--- Extracted records Enclosed Below ---

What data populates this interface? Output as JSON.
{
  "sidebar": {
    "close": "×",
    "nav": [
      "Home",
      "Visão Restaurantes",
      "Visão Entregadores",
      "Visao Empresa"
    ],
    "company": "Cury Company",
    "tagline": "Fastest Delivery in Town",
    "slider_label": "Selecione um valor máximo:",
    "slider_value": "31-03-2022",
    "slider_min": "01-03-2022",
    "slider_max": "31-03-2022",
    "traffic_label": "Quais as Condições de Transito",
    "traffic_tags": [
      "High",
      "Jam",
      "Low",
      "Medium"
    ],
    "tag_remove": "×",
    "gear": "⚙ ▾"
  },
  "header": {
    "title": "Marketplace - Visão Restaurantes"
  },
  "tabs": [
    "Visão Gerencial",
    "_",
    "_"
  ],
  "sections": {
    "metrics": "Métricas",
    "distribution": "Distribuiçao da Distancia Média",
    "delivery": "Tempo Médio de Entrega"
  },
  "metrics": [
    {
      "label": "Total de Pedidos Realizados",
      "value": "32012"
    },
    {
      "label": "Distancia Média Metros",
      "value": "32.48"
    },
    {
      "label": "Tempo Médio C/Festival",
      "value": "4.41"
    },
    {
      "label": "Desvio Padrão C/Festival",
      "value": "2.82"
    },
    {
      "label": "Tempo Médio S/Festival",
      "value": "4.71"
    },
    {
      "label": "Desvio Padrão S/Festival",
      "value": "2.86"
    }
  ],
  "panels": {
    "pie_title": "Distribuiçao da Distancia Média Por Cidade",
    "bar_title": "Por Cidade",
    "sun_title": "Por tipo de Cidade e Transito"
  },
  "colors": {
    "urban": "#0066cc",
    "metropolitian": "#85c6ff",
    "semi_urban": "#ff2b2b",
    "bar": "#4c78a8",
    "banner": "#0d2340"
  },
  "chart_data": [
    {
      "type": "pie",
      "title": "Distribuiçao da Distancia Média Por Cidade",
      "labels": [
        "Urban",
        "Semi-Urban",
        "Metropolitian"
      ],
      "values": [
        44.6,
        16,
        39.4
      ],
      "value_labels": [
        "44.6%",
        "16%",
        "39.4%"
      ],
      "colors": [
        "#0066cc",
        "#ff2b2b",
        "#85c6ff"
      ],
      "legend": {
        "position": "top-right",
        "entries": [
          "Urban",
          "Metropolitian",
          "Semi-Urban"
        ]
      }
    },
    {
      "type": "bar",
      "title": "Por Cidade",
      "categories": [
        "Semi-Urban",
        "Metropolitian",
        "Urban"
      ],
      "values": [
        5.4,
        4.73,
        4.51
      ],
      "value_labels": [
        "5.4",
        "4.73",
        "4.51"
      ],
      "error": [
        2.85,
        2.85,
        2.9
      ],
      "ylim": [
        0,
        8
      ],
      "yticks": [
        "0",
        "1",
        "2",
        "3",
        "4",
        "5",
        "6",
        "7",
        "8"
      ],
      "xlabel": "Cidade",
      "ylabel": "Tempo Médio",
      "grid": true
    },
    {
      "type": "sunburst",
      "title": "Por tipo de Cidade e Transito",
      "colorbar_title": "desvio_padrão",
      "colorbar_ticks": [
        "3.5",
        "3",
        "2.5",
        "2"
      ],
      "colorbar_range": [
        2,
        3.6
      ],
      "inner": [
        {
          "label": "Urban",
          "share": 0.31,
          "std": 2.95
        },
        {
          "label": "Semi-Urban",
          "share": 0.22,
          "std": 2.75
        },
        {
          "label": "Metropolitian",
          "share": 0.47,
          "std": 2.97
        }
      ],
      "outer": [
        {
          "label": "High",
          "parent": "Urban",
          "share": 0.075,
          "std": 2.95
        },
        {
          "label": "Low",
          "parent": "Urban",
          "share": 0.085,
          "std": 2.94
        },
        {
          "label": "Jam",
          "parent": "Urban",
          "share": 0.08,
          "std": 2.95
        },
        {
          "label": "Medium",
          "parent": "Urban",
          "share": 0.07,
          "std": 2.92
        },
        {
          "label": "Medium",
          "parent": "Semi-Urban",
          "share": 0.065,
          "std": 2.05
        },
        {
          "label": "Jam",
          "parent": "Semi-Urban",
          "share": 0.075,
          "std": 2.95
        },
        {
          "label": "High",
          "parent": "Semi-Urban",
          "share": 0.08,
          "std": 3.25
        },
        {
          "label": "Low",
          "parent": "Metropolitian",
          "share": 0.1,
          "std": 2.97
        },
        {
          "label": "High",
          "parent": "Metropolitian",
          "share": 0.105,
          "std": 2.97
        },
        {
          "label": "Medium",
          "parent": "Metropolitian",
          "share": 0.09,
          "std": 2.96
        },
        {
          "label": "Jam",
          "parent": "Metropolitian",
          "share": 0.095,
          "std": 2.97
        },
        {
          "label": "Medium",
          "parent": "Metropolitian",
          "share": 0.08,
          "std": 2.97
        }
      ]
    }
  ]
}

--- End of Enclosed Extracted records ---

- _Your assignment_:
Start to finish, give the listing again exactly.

- _Reply to the task_:
What data populates this interface? Output as JSON.
{
  "sidebar": {
    "close": "×",
    "nav": [
      "Home",
      "Visão Restaurantes",
      "Visão Entregadores",
      "Visao Empresa"
    ],
    "company": "Cury Company",
    "tagline": "Fastest Delivery in Town",
    "slider_label": "Selecione um valor máximo:",
    "slider_value": "31-03-2022",
    "slider_min": "01-03-2022",
    "slider_max": "31-03-2022",
    "traffic_label": "Quais as Condições de Transito",
    "traffic_tags": [
      "High",
      "Jam",
      "Low",
      "Medium"
    ],
    "tag_remove": "×",
    "gear": "⚙ ▾"
  },
  "header": {
    "title": "Marketplace - Visão Restaurantes"
  },
  "tabs": [
    "Visão Gerencial",
    "_",
    "_"
  ],
  "sections": {
    "metrics": "Métricas",
    "distribution": "Distribuiçao da Distancia Média",
    "delivery": "Tempo Médio de Entrega"
  },
  "metrics": [
    {
      "label": "Total de Pedidos Realizados",
      "value": "32012"
    },
    {
      "label": "Distancia Média Metros",
      "value": "32.48"
    },
    {
      "label": "Tempo Médio C/Festival",
      "value": "4.41"
    },
    {
      "label": "Desvio Padrão C/Festival",
      "value": "2.82"
    },
    {
      "label": "Tempo Médio S/Festival",
      "value": "4.71"
    },
    {
      "label": "Desvio Padrão S/Festival",
      "value": "2.86"
    }
  ],
  "panels": {
    "pie_title": "Distribuiçao da Distancia Média Por Cidade",
    "bar_title": "Por Cidade",
    "sun_title": "Por tipo de Cidade e Transito"
  },
  "colors": {
    "urban": "#0066cc",
    "metropolitian": "#85c6ff",
    "semi_urban": "#ff2b2b",
    "bar": "#4c78a8",
    "banner": "#0d2340"
  },
  "chart_data": [
    {
      "type": "pie",
      "title": "Distribuiçao da Distancia Média Por Cidade",
      "labels": [
        "Urban",
        "Semi-Urban",
        "Metropolitian"
      ],
      "values": [
        44.6,
        16,
        39.4
      ],
      "value_labels": [
        "44.6%",
        "16%",
        "39.4%"
      ],
      "colors": [
        "#0066cc",
        "#ff2b2b",
        "#85c6ff"
      ],
      "legend": {
        "position": "top-right",
        "entries": [
          "Urban",
          "Metropolitian",
          "Semi-Urban"
        ]
      }
    },
    {
      "type": "bar",
      "title": "Por Cidade",
      "categories": [
        "Semi-Urban",
        "Metropolitian",
        "Urban"
      ],
      "values": [
        5.4,
        4.73,
        4.51
      ],
      "value_labels": [
        "5.4",
        "4.73",
        "4.51"
      ],
      "error": [
        2.85,
        2.85,
        2.9
      ],
      "ylim": [
        0,
        8
      ],
      "yticks": [
        "0",
        "1",
        "2",
        "3",
        "4",
        "5",
        "6",
        "7",
        "8"
      ],
      "xlabel": "Cidade",
      "ylabel": "Tempo Médio",
      "grid": true
    },
    {
      "type": "sunburst",
      "title": "Por tipo de Cidade e Transito",
      "colorbar_title": "desvio_padrão",
      "colorbar_ticks": [
        "3.5",
        "3",
        "2.5",
        "2"
      ],
      "colorbar_range": [
        2,
        3.6
      ],
      "inner": [
        {
          "label": "Urban",
          "share": 0.31,
          "std": 2.95
        },
        {
          "label": "Semi-Urban",
          "share": 0.22,
          "std": 2.75
        },
        {
          "label": "Metropolitian",
          "share": 0.47,
          "std": 2.97
        }
      ],
      "outer": [
        {
          "label": "High",
          "parent": "Urban",
          "share": 0.075,
          "std": 2.95
        },
        {
          "label": "Low",
          "parent": "Urban",
          "share": 0.085,
          "std": 2.94
        },
        {
          "label": "Jam",
          "parent": "Urban",
          "share": 0.08,
          "std": 2.95
        },
        {
          "label": "Medium",
          "parent": "Urban",
          "share": 0.07,
          "std": 2.92
        },
        {
          "label": "Medium",
          "parent": "Semi-Urban",
          "share": 0.065,
          "std": 2.05
        },
        {
          "label": "Jam",
          "parent": "Semi-Urban",
          "share": 0.075,
          "std": 2.95
        },
        {
          "label": "High",
          "parent": "Semi-Urban",
          "share": 0.08,
          "std": 3.25
        },
        {
          "label": "Low",
          "parent": "Metropolitian",
          "share": 0.1,
          "std": 2.97
        },
        {
          "label": "High",
          "parent": "Metropolitian",
          "share": 0.105,
          "std": 2.97
        },
        {
          "label": "Medium",
          "parent": "Metropolitian",
          "share": 0.09,
          "std": 2.96
        },
        {
          "label": "Jam",
          "parent": "Metropolitian",
          "share": 0.095,
          "std": 2.97
        },
        {
          "label": "Medium",
          "parent": "Metropolitian",
          "share": 0.08,
          "std": 2.97
        }
      ]
    }
  ]
}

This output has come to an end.